5. Articulate the structure of supervision of student writing;
6. Explain the place and function of revision in the course;
7. Detail how the page requirement will be met;
8. Require that students must pass the writing component in order to pass the course.
NOTE: All of the criteria above (with the exception of #3) should be clearly detailed in the course syllabus for students. Regarding criteria #8 (i.e. the “F Clause”), we suggest the following standard wording: “Students must pass the ‘W’ component of the course in order to pass the course.”
1. First Year Writing placement options for first year students at the University of Connecticut will vary depending upon their incoming qualifications.
Honors: Honors Students may choose English 2011, a three-credit seminar taught by full-time faculty, to fulfill the First Year Writing requirement.
SAT Placement Scores: Students with Verbal SAT (VSAT) scores of 430 and below are automatically placed in English 1004. There is no pre-class appeal. Student writing is evaluated after the first week of the term. In rare cases it is possible, based on that writing and with the approval of the Director of First Year Writing, for a student to be moved into an ENGL 1007, 1010, or 1011 section.
Students with VSAT scores of 440-540 have the option to enroll in either ENGL 1004 or ENGL 1007, 1010, or 1011. Student writing is evaluated after the first week of the semester and all inconsistencies brought to the attention of the Director of First Year Writing. At this point a student may be placed in a course more appropriate to his or her writing. All students who remain in English 1004 must pass that course in order to move on to ENGL 1007, 1010, or 1011.
Students with VSAT Scores above 540 have the option to enroll in either ENGL 1007, 1010, or 1011.
2. Connecticut Community College Transfer Students: There is an articulation agreement with each community college that prescribes which two, three-credit community college courses fulfill UConn’s First Year Writing requirement. Four of these six credits count toward the four-credit First Year Writing requirement; the other two credits come in as elective.
3. Transfer students from other Connecticut colleges and from out-of-state: These students are assessed on a case-by-case basis by the Dean of their school or college. For students in CLAS, please contact Mansour Ndiaye. For students in all other schools and colleges, please consult your advisor for directions on how to request a course substitution. Please note that substitutions for W courses are rare, as courses must fulfill all W criteria and are at the discretion of the school and college Deans or their designees.
1. All students must take either ENGL 1007, 1010, 1011, or 2011. Students with Advanced Placement English scores of 4 or 5 are exempted from the ENGL 1007/1010/1011/2011 requirement.

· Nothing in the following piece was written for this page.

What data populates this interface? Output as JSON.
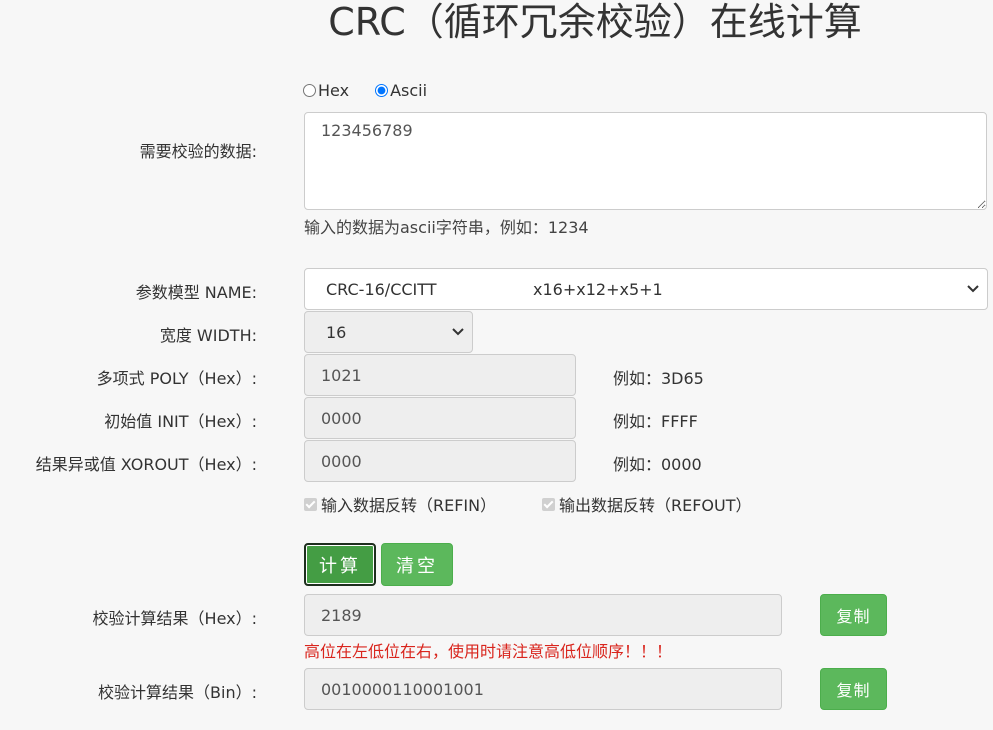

2. Additionally, all students must take two writing-intensive courses, one of which must be approved for the student’s major (see Departmental Responsibility above). These courses may also satisfy other Content Area requirements. (Note: ENGL 1007/ 1010/1011/2011 are a prerequisite to all writing-intensive courses.)
3. A writing-intensive course approved for the student’s major does not have any credit-hour restriction, but it is to be at the 2000+level.